Saying that, I agree that your firewall is the optimum solution. :tup:



Good point! However how do you best know that the I.P.s/Proxy I.P.s to block without blocking legitimate traffic?


You can’t (obviously). That’s where the “target market” comes in. Sitting off in NZ, many of my clients are marketing ONLY to NZ so I can easily test for NZ IP addresses and block everyone else (if that’s what the client wants, of course). Not many proxy servers in NZ, too, so that makes my task easier.

Back to your question, though, you can’t. It then becomes a trade for the client whether to block of allow bots. With the advantage to bots (changing user agent strings and using proxies), I don’t recommend blocking, ergo my support for your firewall.



Thanks DK!

Well some large site operators do block entire IP ranges and often all IP ranges associated with problem countries. This is often better off done at the IP level using iptables or its equivalent. The main problem that large sites tend to have is from scrapers trying to download the site’s entire content. Many scrapers operate from hosting/vpn IP ranges and consequently, these ranges are often candidates to be blocked. With large sites, the standard operating procedure is to block on detection. The only thing that would concern the admin of a large site is whether it is more efficient to block with .htaccess or a software firewall at IP level.


For this I would definitely use an Enterprise firewall; far more control.


Polite crawlers will generally obey robots.txt and this can be a good first line of defence for those that play by the rules. With blocking by .htaccess, if you are going to block a ‘legitimate’ searchengine crawler, it may make some sense to exclude robots.txt from the block. Enterprise firewalls are good but they can be expensive. Sometimes a good blocklist, iptables and perhaps mod_security can handle a lot of the problems a site will encounter.


Yes I have for the last 7 years used PFSense an original fork off of Monowall. PFSense is completely open source, has i.p. chaining as a core, intrusion detection, CARP(combining multiple WAN connects into one larger pipe with failover, and Virtual LANs (when having switches that can support this). You are quite correct though that iptables and mod_security can go quite far, still I prefer PFSense :slight_smile:

Couldn’t you set up a trap for bots that don’t obey robot.txt?
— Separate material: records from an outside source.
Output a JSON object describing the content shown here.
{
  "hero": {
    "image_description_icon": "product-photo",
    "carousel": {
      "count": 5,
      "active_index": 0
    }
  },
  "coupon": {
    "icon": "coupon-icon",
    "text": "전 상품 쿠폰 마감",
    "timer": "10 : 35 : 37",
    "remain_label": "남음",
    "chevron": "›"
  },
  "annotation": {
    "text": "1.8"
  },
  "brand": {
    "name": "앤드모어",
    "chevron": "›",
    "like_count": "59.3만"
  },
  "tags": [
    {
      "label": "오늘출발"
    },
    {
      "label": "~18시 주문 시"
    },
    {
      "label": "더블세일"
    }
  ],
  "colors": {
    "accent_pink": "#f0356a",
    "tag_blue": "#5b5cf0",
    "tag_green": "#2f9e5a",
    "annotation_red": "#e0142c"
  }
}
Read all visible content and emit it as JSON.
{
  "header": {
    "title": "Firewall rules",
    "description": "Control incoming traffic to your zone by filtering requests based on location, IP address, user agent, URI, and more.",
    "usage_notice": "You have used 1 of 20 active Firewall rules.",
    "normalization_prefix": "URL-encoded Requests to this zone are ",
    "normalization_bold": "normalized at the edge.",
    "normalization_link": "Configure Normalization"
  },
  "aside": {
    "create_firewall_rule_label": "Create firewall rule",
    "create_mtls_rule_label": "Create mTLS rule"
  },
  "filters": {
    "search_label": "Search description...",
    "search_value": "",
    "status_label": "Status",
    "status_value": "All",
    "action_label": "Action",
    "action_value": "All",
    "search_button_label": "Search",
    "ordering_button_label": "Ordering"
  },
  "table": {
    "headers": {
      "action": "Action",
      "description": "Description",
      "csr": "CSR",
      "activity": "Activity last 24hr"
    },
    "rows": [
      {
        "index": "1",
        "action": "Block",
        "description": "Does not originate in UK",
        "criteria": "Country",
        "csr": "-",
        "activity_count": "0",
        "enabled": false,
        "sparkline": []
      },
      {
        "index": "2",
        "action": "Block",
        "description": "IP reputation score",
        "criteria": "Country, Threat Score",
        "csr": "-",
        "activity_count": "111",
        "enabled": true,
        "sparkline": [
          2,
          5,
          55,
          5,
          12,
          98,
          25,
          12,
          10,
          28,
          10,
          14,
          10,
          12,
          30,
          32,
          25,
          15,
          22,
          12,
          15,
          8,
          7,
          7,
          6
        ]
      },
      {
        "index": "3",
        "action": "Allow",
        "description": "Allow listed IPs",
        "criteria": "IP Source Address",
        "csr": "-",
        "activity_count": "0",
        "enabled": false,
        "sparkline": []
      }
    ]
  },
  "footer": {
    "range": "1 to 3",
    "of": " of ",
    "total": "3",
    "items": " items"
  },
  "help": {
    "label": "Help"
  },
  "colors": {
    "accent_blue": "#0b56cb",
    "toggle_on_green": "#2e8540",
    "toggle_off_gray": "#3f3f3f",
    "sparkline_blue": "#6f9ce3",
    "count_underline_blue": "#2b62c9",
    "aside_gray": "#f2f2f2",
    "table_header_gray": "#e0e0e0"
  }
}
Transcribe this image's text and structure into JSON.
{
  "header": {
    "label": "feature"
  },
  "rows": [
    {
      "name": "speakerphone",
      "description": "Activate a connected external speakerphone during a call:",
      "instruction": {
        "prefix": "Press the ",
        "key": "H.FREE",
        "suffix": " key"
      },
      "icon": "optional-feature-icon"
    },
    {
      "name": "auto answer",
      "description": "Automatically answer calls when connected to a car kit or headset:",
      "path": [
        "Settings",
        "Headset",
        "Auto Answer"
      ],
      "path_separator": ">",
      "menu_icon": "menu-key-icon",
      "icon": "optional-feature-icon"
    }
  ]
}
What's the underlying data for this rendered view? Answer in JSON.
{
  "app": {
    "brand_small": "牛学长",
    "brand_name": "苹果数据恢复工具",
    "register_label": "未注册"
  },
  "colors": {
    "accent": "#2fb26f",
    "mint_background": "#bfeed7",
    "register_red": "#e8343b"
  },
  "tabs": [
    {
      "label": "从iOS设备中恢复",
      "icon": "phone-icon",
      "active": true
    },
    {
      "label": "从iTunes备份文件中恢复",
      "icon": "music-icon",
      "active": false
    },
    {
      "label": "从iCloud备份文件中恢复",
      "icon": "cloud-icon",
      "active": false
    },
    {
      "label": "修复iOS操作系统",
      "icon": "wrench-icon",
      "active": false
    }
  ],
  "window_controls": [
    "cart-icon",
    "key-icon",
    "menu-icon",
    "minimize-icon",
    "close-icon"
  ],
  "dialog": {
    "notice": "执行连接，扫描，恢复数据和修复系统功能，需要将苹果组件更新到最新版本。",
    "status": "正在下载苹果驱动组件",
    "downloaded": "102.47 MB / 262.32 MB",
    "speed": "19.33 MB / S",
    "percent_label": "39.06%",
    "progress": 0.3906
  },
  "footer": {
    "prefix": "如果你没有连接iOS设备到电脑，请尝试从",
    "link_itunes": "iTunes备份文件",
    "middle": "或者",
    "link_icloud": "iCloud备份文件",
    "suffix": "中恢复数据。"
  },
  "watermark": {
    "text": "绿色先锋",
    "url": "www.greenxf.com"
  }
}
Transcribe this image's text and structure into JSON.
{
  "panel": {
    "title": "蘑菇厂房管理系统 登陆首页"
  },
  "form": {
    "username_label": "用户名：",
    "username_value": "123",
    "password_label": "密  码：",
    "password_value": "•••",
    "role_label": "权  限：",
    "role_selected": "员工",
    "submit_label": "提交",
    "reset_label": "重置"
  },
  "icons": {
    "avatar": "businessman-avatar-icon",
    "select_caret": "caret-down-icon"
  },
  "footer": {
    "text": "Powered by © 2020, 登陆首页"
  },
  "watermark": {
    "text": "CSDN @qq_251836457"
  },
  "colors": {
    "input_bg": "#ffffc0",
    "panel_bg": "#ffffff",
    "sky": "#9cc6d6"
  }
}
You could write a disallow statement for a trap page (which isn’t important for SEO), and if a bot visits it, log the ip and the block the ip, and the string name?

You mean something like this? Although it just blocks the IP, not the user-string.


Anyone had any experiences with this method of protection?

I’ve tried that one on a couple of sites and it seems very effective. I’ve also used this, which blocks bad bots, but doesn’t automatically ban the IP. It does, however, record the IP and give you the option to ban it manually.